- [Task requirements]
Pull out every line below that holds the word "icon".

- [Stored data]
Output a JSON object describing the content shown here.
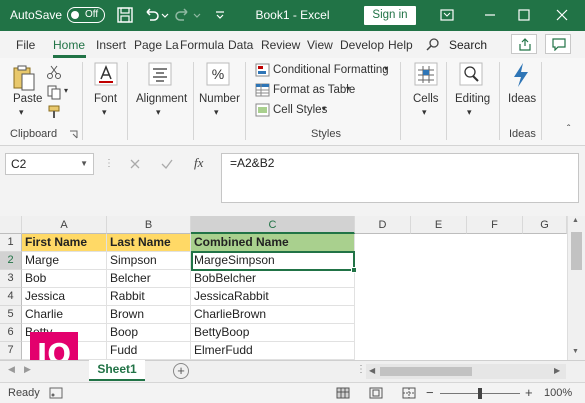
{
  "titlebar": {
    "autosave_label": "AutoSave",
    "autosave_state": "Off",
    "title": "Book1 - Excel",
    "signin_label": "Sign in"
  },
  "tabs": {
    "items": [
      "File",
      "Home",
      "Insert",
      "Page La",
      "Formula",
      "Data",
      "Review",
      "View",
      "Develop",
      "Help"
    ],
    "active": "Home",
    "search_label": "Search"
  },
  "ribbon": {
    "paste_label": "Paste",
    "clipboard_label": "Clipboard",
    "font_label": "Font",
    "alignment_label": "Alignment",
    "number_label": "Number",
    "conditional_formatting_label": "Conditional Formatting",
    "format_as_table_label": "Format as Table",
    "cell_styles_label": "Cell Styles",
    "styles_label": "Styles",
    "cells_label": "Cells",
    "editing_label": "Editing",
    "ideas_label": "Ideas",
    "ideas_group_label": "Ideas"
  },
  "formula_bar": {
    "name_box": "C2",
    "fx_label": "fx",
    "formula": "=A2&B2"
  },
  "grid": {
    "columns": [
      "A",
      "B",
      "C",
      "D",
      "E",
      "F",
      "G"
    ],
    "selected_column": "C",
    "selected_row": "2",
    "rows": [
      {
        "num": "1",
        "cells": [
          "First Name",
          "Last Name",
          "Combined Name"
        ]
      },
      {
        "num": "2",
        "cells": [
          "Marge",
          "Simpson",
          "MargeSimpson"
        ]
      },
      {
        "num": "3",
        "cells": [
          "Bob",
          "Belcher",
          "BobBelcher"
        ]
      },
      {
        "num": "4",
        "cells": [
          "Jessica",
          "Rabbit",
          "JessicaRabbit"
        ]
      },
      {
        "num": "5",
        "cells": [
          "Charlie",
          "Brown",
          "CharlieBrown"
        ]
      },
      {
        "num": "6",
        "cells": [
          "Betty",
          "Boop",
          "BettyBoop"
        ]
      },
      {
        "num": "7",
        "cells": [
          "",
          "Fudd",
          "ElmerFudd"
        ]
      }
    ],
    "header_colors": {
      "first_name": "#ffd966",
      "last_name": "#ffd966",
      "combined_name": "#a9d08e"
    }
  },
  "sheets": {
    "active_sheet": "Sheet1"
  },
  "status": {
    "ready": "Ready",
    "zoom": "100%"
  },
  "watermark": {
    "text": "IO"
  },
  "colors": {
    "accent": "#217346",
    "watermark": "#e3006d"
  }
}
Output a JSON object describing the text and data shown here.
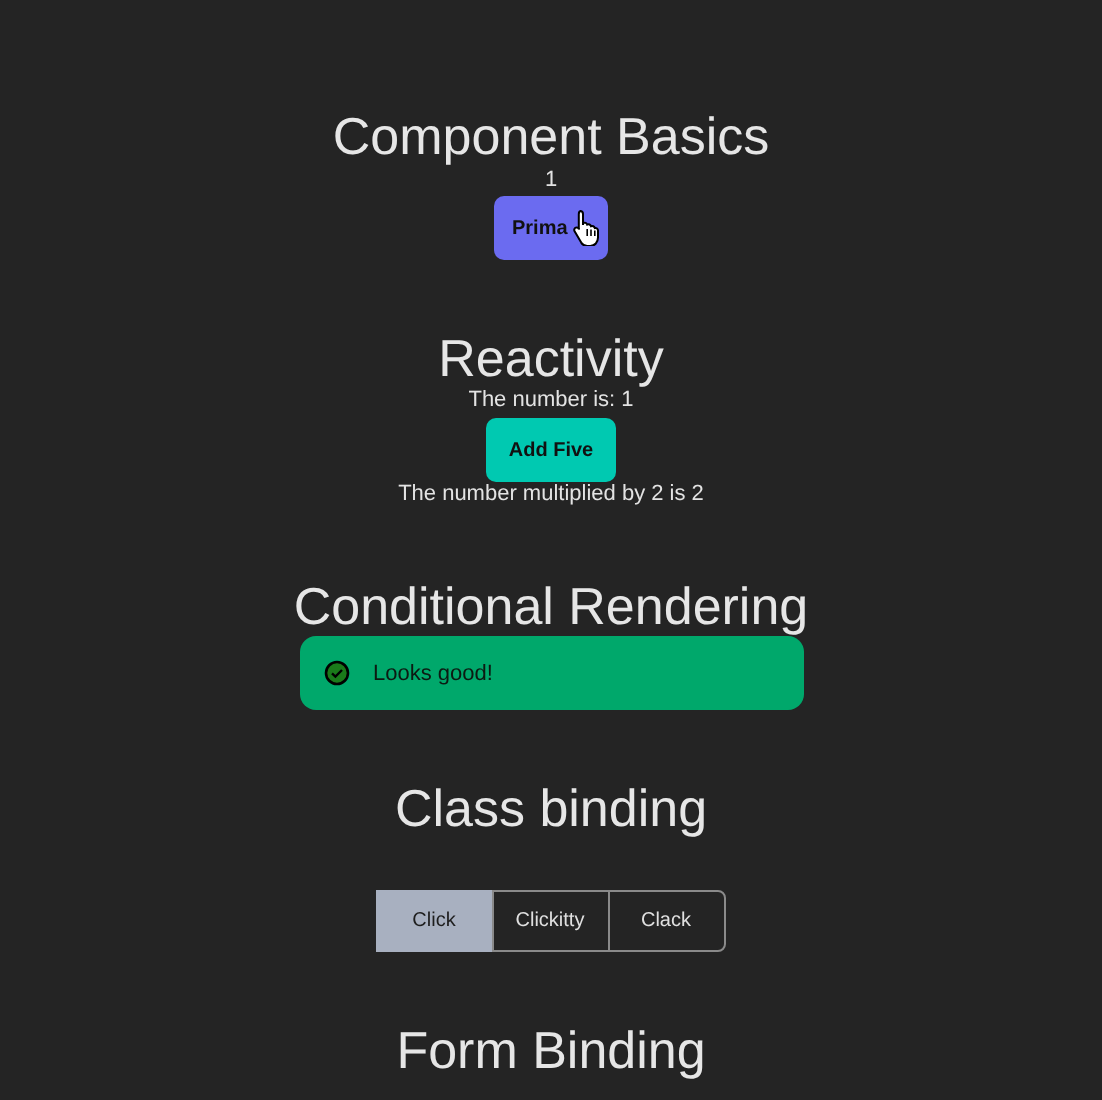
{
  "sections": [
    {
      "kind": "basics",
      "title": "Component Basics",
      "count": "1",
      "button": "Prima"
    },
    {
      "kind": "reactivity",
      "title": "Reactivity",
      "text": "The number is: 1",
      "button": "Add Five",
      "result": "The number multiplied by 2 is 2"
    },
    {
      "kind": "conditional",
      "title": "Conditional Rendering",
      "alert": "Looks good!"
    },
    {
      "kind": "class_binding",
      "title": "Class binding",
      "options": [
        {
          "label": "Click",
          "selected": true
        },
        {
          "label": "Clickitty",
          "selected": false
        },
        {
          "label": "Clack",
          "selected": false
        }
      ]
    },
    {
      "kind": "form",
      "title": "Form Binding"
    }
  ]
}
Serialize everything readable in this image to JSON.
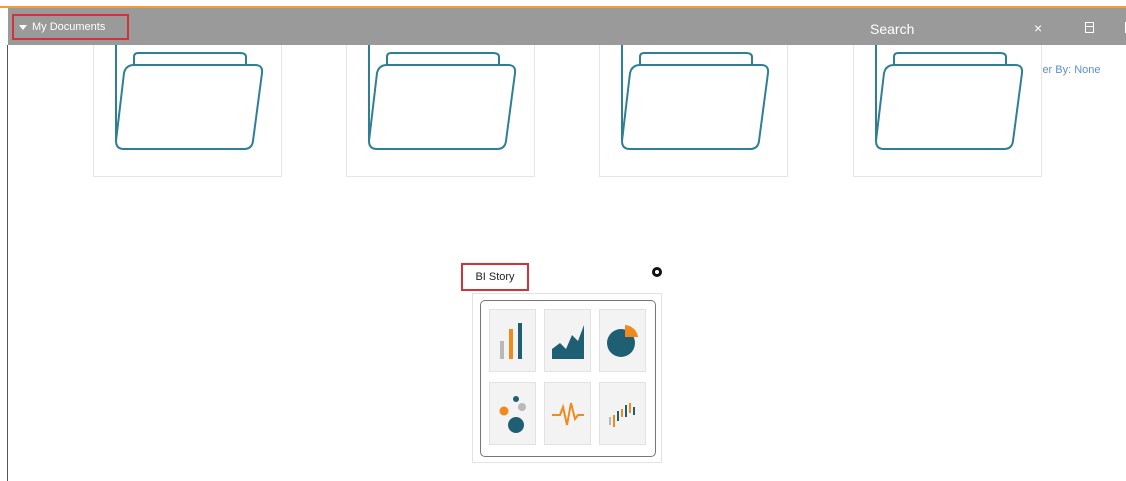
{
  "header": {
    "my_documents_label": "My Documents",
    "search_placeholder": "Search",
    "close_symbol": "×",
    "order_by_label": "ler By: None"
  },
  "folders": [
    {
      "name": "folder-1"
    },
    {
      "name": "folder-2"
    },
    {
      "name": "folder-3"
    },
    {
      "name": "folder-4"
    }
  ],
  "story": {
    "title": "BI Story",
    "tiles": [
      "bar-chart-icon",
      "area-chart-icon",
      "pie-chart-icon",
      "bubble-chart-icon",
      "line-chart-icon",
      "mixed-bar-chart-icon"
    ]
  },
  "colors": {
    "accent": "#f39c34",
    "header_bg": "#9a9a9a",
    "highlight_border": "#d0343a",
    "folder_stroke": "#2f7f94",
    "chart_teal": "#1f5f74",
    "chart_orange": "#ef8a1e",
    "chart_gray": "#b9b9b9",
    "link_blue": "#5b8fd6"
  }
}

- [Solution for this problem]
      "bar-chart-icon",
      "area-chart-icon",
      "pie-chart-icon",
      "bubble-chart-icon",
      "line-chart-icon",
      "mixed-bar-chart-icon"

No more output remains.